Officials said Tuesday that emissions from electronic cigarettes could include several chemicals including formaldehyde.
Director of Health Promotion and Disease Prevention for the Department of Public Health Jean O'Connor says the products are especially dangerous for children.
Public health officials say 1,169 calls were made to the Georgia Poison Center between April 2009 and April 2014 for exposure or poisoning linked to tobacco or nicotine products.
Officials say GPC received 45 calls about issues with e-cigarettes between Jan. 1 and June 14, 2014, compared with five calls in all of 2011.
Public health officials say there's no evidence suggesting electronic cigarettes are a safe alternative.
Copyright 2014 The Associated Press. All rights reserved. This material may not be published, broadcast, rewritten or redistributed.

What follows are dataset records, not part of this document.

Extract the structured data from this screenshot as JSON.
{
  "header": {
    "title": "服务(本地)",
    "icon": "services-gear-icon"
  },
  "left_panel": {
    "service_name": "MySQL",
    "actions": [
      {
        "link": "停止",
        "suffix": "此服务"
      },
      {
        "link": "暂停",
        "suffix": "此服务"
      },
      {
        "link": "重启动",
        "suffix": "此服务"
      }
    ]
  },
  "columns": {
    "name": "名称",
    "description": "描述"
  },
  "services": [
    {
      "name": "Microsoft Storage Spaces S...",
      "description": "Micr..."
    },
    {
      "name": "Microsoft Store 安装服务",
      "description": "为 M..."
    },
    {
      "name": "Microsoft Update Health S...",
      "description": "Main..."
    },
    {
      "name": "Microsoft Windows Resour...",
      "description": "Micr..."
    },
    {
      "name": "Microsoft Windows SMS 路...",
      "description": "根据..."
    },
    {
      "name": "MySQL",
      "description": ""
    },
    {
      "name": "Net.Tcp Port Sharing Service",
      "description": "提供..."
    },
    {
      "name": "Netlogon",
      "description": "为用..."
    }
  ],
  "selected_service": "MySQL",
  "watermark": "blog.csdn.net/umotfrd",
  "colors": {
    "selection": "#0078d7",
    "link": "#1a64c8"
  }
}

Israeli and Hamas leaders have come to terms on a 12-hour humanitarian cease-fire on Saturday.